Our aims for the market this week were a bit differnt. Some recent dental work has left me consuming liquids for the time being. With that in mind, I went looking for things to turn into soup. I found this giant mushroom cluster. Enjoy.

Wednesday, April 12, 2006

Grilled Short Ribs with Mole Sauce

Writing on the occasion of the 34th consecutive rainy day in the bay area. And let the record show, I grilled. Short ribs are something of a staple here at consumptive HQ. I usually lean toward the Zuni Cafe Cookbook recipe. Instead of porter, I use New Belgium Brewing Company's 1554 Black Ale. Have also been known to prepare them a la Mario Batali (use the cheapest barolo you can find). I know that the secret to short ribs is in the browning.

After a recent stretch of short ribs, beef cheeks, and chuck roast my wife however let it be known that she is done with braises.

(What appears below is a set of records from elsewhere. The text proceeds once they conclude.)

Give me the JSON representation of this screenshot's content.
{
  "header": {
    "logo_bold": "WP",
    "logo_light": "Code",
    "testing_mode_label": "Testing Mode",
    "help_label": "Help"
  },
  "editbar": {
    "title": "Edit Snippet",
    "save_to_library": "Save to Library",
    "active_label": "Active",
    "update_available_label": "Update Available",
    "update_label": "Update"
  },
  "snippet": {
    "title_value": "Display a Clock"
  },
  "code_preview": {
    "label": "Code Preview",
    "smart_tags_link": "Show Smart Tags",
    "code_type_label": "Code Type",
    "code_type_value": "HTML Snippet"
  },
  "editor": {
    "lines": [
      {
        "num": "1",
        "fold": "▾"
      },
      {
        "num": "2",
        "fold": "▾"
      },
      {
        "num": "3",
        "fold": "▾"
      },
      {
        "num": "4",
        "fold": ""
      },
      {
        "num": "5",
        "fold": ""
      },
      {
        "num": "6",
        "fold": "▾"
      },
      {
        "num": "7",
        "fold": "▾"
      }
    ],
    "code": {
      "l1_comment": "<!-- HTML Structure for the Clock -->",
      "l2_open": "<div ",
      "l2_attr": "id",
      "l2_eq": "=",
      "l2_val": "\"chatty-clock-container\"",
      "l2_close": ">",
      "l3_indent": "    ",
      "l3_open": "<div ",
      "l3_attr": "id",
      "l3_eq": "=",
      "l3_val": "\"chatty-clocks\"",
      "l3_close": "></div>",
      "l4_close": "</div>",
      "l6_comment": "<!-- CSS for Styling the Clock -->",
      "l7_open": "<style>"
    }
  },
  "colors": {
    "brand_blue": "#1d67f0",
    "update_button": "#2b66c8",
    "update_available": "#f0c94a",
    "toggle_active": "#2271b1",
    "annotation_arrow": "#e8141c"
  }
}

So, having braised this batch of Prather Ranch Beef Short Ribs, I grilled them, and slathered them in a Mole sauce. The mole recipe came from, of all places, the Chez Panisse Cafe Cookbook.

Grilled, braised meats figure in the cooking of many cultures. Carnitas leaps to mind, and Doug Stonebreaker of Prather Ranch recently recommended a milk-braised pork shoulder for grilling. The outer shell of these short ribs was crispy, theinterior was nearly liquified. The closest I've managed to get to the carnitas at Dona Tomas. The depth and complexity of the mole sauce put this one over the top.

Market Recap: 2006: Week 10 (08 April 2006)

It's been a couple of weeks since I posted my last market recap. The rain seems to have caught up with people, as a few of the ususal suspects (County Line Harvest, the lettuce guy from Monterey county ) were missing in action this time around. The week before it had been the lady we buy our apples from.

Citrus varieties are disappearing from the stands each week now. Page Tangerines from Lagier Ranches and Cara Cara Oranges from Hamada Farms are both gone until next year. You might still be able to find both at Berkeley Bowl or Market Hall Produce though.

I did notice peas starting to show up this past week, but haven't had a chance to sample anyones pods. We'd already picked ours up from Berkeley Bowl, where they've been available for weeks now.

Fruit: Curd: Meyer Lemon

Lemon curd is a tart cooked cream traditionally served with scones. This distinctly tart preparation distinguishes curd from other creamy fruit confections, like custard. The batch you see here was made of Meyer and Eureka lemons. For a step by step recipe you might try this one by Alton Brown.

My wife has an outsized lemon curd habit. Her recipe doubles the amount of lemon matter (juice and zest) that you find in "High Tea" friendly versions. If you want to —eh hem— take it up a notch, try these amounts:

• 3 Eggs
• 6 Oz. of butter
• 1/2 a cup of sugar
• A Pint Glass of lemon juice

Given that curd is essentially egg, butter, and sugar, and that a batch yields several jars worth of the stuff, we wind up gifting a fair amount of it to friends. As food gifts go, it is a relatively safe bet and keeps in the fridge for weeks.

We gave a few jars to people whose stands we frequent at the Farmer's Market two weeks back; when they asked how they should eat it, A. replied,"With a spoon." Doug Stonebreaker of Prather Ranch reported back that he ate his over vanilla gelato.

You can also try it on english muffins, between cookies, and as a tart filling.

Saturday, April 01, 2006

Salad: Potato, Cress, and Quail Egg

I've had a few requests lately to start including recipes in my posts. I'm disposed against them though. I tend to not use recipes, and any that I do use are bound to be the work of others. A lot of the food that you see here, to borrow an insult once directed at Alice Waters, has as much to do with shopping as it does cooking.

So it is with this dish, based on my memory of a similar salad served at Chez Panisse. The quail eggs and cress can be found at the Grand Lake Farmers' Market. I'm a big fan of the greens that County Line Harvest sells there, everything from white peacock kale to heirloom chicory varieties. Their water cress is peppery and tender, without being bitter.

I cooked these quail eggs for about 6 minutes, 4 minutes is probably best for a semi-soft boil. A Meyer Lemon vinaigrette, with plenty of dijon mustard, works well with the potato and stands up to the cress.